## TASK
Produce a faithful copy of the data, one that leaves out the pictures.

## Records contained in a dataset
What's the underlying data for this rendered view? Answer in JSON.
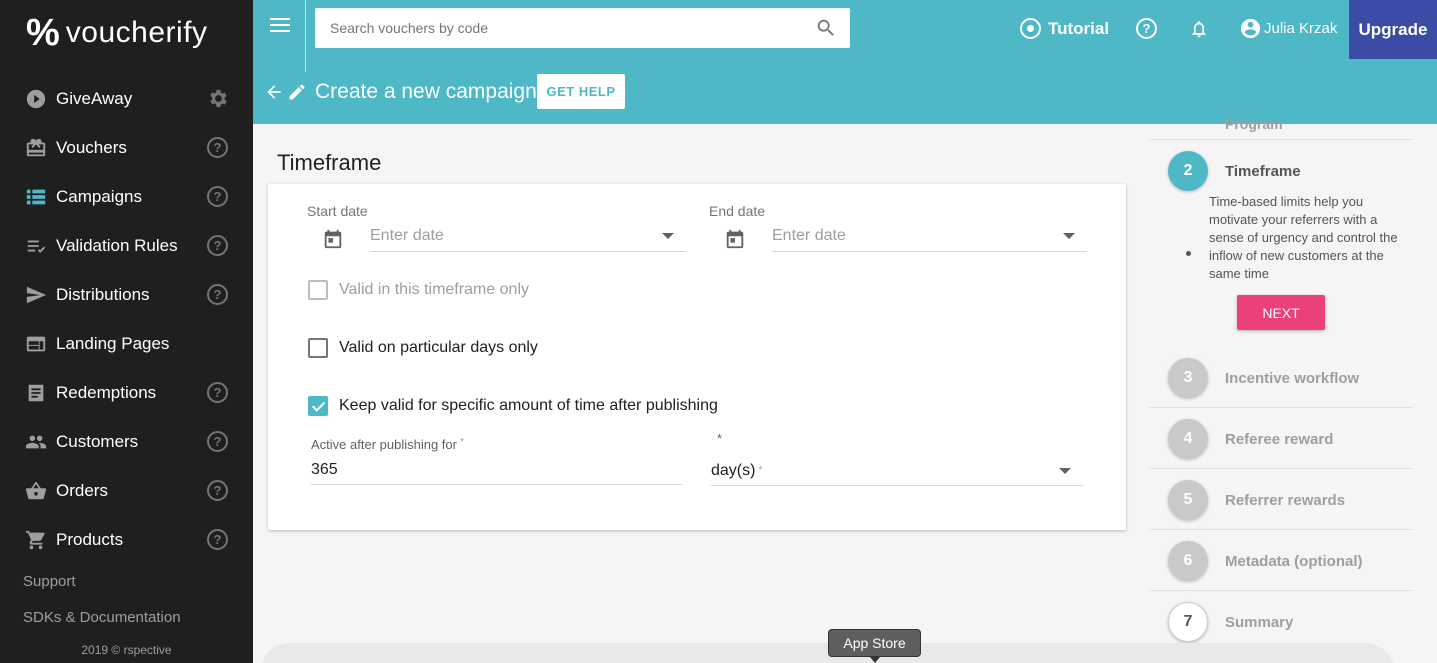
{
  "brand": {
    "name": "voucherify",
    "mark": "%"
  },
  "sidebar": {
    "items": [
      {
        "label": "GiveAway",
        "icon": "play-circle-icon",
        "trailing": "gear"
      },
      {
        "label": "Vouchers",
        "icon": "gift-card-icon",
        "trailing": "help"
      },
      {
        "label": "Campaigns",
        "icon": "list-icon",
        "trailing": "help"
      },
      {
        "label": "Validation Rules",
        "icon": "rules-icon",
        "trailing": "help"
      },
      {
        "label": "Distributions",
        "icon": "send-icon",
        "trailing": "help"
      },
      {
        "label": "Landing Pages",
        "icon": "web-icon",
        "trailing": ""
      },
      {
        "label": "Redemptions",
        "icon": "receipt-icon",
        "trailing": "help"
      },
      {
        "label": "Customers",
        "icon": "people-icon",
        "trailing": "help"
      },
      {
        "label": "Orders",
        "icon": "basket-icon",
        "trailing": "help"
      },
      {
        "label": "Products",
        "icon": "cart-icon",
        "trailing": "help"
      }
    ],
    "help_glyph": "?",
    "support": "Support",
    "sdks": "SDKs & Documentation",
    "copyright": "2019 © rspective"
  },
  "topbar": {
    "search_placeholder": "Search vouchers by code",
    "tutorial": "Tutorial",
    "help_glyph": "?",
    "user_name": "Julia Krzak",
    "upgrade": "Upgrade",
    "page_title": "Create a new campaign",
    "get_help": "GET HELP"
  },
  "form": {
    "section_title": "Timeframe",
    "start_date_label": "Start date",
    "start_date_placeholder": "Enter date",
    "end_date_label": "End date",
    "end_date_placeholder": "Enter date",
    "cb_timeframe": "Valid in this timeframe only",
    "cb_days": "Valid on particular days only",
    "cb_keep_valid": "Keep valid for specific amount of time after publishing",
    "active_after_label": "Active after publishing for",
    "active_after_value": "365",
    "unit_value": "day(s)",
    "required_mark": "*"
  },
  "stepper": {
    "prev_partial": "Program",
    "current": {
      "number": "2",
      "name": "Timeframe",
      "description": "Time-based limits help you motivate your referrers with a sense of urgency and control the inflow of new customers at the same time",
      "next": "NEXT"
    },
    "steps": [
      {
        "number": "3",
        "name": "Incentive workflow"
      },
      {
        "number": "4",
        "name": "Referee reward"
      },
      {
        "number": "5",
        "name": "Referrer rewards"
      },
      {
        "number": "6",
        "name": "Metadata (optional)"
      },
      {
        "number": "7",
        "name": "Summary"
      }
    ]
  },
  "footer": {
    "app_store": "App Store"
  },
  "colors": {
    "accent": "#4fb8c6",
    "upgrade": "#3b4ba6",
    "next": "#ec407a",
    "sidebar": "#1f1f1f"
  }
}
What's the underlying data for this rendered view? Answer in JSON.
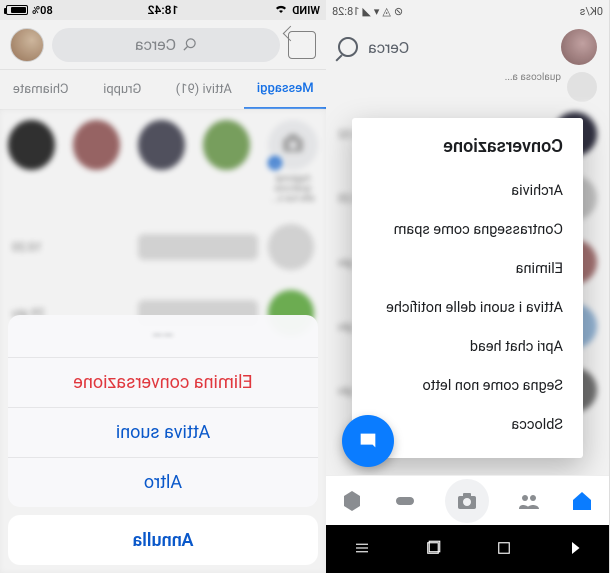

## ANSWER TO THE EXERCISE
What's the underlying data for this rendered view? Answer in JSON.
{
  "brand": {
    "name": "voucherify",
    "mark": "%"
  },
  "sidebar": {
    "items": [
      {
        "label": "GiveAway",
        "icon": "play-circle-icon",
        "trailing": "gear"
      },
      {
        "label": "Vouchers",
        "icon": "gift-card-icon",
        "trailing": "help"
      },
      {
        "label": "Campaigns",
        "icon": "list-icon",
        "trailing": "help"
      },
      {
        "label": "Validation Rules",
        "icon": "rules-icon",
        "trailing": "help"
      },
      {
        "label": "Distributions",
        "icon": "send-icon",
        "trailing": "help"
      },
      {
        "label": "Landing Pages",
        "icon": "web-icon",
        "trailing": ""
      },
      {
        "label": "Redemptions",
        "icon": "receipt-icon",
        "trailing": "help"
      },
      {
        "label": "Customers",
        "icon": "people-icon",
        "trailing": "help"
      },
      {
        "label": "Orders",
        "icon": "basket-icon",
        "trailing": "help"
      },
      {
        "label": "Products",
        "icon": "cart-icon",
        "trailing": "help"
      }
    ],
    "help_glyph": "?",
    "support": "Support",
    "sdks": "SDKs & Documentation",
    "copyright": "2019 © rspective"
  },
  "topbar": {
    "search_placeholder": "Search vouchers by code",
    "tutorial": "Tutorial",
    "help_glyph": "?",
    "user_name": "Julia Krzak",
    "upgrade": "Upgrade",
    "page_title": "Create a new campaign",
    "get_help": "GET HELP"
  },
  "form": {
    "section_title": "Timeframe",
    "start_date_label": "Start date",
    "start_date_placeholder": "Enter date",
    "end_date_label": "End date",
    "end_date_placeholder": "Enter date",
    "cb_timeframe": "Valid in this timeframe only",
    "cb_days": "Valid on particular days only",
    "cb_keep_valid": "Keep valid for specific amount of time after publishing",
    "active_after_label": "Active after publishing for",
    "active_after_value": "365",
    "unit_value": "day(s)",
    "required_mark": "*"
  },
  "stepper": {
    "prev_partial": "Program",
    "current": {
      "number": "2",
      "name": "Timeframe",
      "description": "Time-based limits help you motivate your referrers with a sense of urgency and control the inflow of new customers at the same time",
      "next": "NEXT"
    },
    "steps": [
      {
        "number": "3",
        "name": "Incentive workflow"
      },
      {
        "number": "4",
        "name": "Referee reward"
      },
      {
        "number": "5",
        "name": "Referrer rewards"
      },
      {
        "number": "6",
        "name": "Metadata (optional)"
      },
      {
        "number": "7",
        "name": "Summary"
      }
    ]
  },
  "footer": {
    "app_store": "App Store"
  },
  "colors": {
    "accent": "#4fb8c6",
    "upgrade": "#3b4ba6",
    "next": "#ec407a",
    "sidebar": "#1f1f1f"
  }
}
What's the underlying data for this rendered view? Answer in JSON.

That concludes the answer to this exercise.